▶ _WORK REQUEST_
Every line with the word "ascii" in it should be extracted from the data that follows.

▶ _SUPPLIED MATERIAL_
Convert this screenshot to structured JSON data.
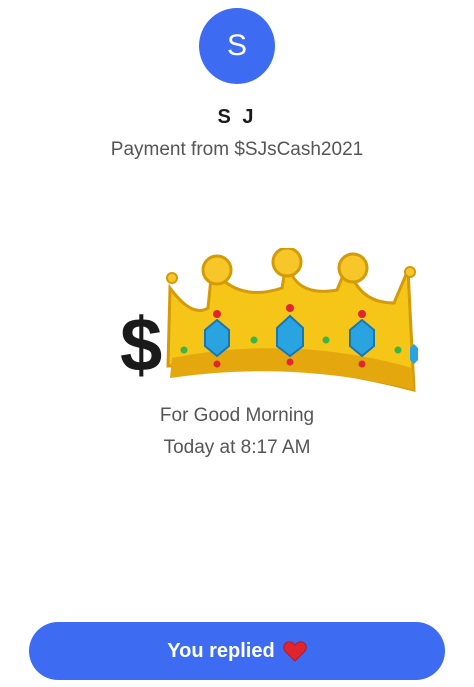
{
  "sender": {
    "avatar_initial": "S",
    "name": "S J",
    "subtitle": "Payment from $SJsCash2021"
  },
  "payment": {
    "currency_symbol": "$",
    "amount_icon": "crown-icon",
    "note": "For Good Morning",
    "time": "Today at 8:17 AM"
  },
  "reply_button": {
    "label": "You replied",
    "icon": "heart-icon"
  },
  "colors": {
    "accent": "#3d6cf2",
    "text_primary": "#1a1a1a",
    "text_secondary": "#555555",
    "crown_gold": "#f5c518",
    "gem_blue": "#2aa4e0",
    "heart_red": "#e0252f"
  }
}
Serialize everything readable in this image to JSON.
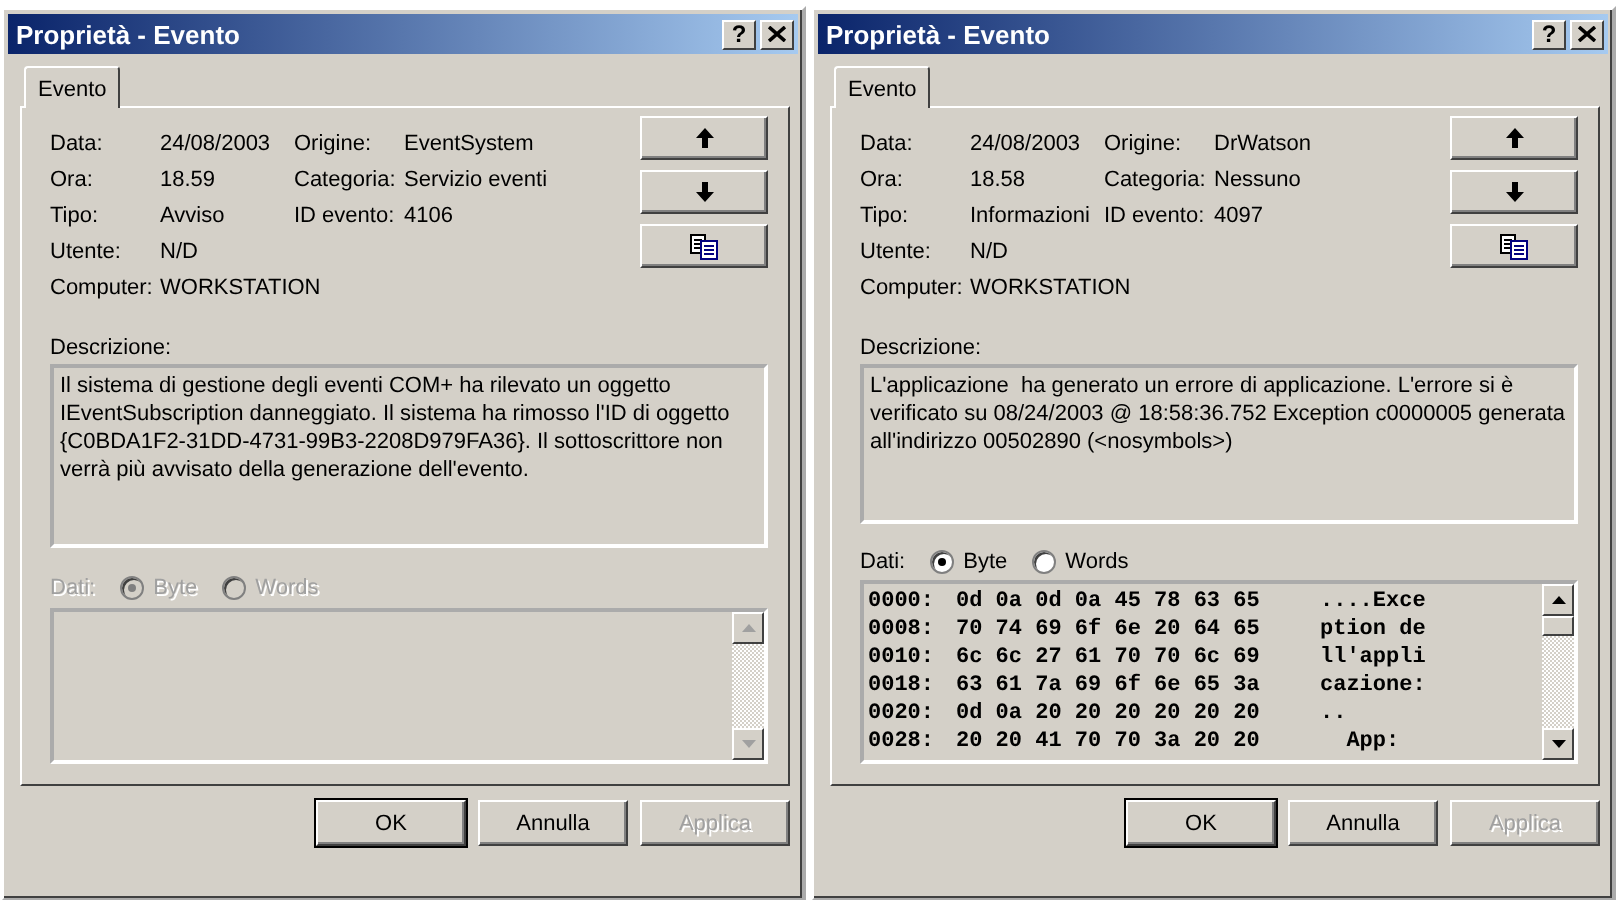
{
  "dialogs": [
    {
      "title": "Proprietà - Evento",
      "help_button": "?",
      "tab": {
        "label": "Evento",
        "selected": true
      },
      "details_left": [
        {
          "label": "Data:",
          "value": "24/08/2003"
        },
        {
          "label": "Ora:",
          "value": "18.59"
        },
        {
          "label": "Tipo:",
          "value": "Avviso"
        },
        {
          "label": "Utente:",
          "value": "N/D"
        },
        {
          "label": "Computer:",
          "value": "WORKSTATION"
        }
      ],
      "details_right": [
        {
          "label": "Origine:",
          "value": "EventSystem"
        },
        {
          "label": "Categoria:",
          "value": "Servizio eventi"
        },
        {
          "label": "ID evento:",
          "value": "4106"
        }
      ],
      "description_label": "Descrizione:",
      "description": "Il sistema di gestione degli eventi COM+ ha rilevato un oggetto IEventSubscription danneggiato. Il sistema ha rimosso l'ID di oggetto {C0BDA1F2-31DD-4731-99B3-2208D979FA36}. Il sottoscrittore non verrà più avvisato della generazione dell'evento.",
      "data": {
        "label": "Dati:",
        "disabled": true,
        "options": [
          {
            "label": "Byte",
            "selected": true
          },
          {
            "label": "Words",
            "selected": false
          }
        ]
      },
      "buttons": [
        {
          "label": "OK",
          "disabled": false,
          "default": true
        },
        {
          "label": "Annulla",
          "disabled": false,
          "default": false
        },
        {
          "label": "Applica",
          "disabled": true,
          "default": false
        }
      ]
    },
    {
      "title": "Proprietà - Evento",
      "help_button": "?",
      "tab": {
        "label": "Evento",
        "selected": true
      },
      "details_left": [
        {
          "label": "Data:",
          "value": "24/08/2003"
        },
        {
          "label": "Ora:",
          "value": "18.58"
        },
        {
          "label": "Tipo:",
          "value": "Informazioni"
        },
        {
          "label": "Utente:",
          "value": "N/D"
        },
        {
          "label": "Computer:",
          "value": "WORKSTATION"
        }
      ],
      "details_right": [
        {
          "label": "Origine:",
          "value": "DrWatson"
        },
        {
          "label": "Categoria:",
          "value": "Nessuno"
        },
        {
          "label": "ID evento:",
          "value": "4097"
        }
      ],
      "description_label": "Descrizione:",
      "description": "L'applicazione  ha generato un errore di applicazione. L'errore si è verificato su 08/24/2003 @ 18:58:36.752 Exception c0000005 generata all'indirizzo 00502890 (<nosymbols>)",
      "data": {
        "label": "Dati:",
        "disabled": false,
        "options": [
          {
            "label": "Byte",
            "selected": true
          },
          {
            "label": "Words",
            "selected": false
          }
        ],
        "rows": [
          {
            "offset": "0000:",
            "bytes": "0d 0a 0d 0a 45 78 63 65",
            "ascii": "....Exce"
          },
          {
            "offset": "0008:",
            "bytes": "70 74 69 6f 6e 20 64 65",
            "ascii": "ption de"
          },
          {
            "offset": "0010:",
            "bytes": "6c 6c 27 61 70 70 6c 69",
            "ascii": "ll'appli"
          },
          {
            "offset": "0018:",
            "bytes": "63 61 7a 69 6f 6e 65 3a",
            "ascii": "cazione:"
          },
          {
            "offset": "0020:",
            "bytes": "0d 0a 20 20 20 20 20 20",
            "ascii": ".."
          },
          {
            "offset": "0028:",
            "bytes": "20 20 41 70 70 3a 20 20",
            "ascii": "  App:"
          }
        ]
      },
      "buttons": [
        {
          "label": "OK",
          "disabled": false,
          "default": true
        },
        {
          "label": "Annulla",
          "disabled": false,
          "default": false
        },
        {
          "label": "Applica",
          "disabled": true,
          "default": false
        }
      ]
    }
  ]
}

▶ _ANSWER FOR THE TASK_
            "ascii": "....Exce"
            "ascii": "ption de"
            "ascii": "ll'appli"
            "ascii": "cazione:"
            "ascii": ".."
            "ascii": "  App:"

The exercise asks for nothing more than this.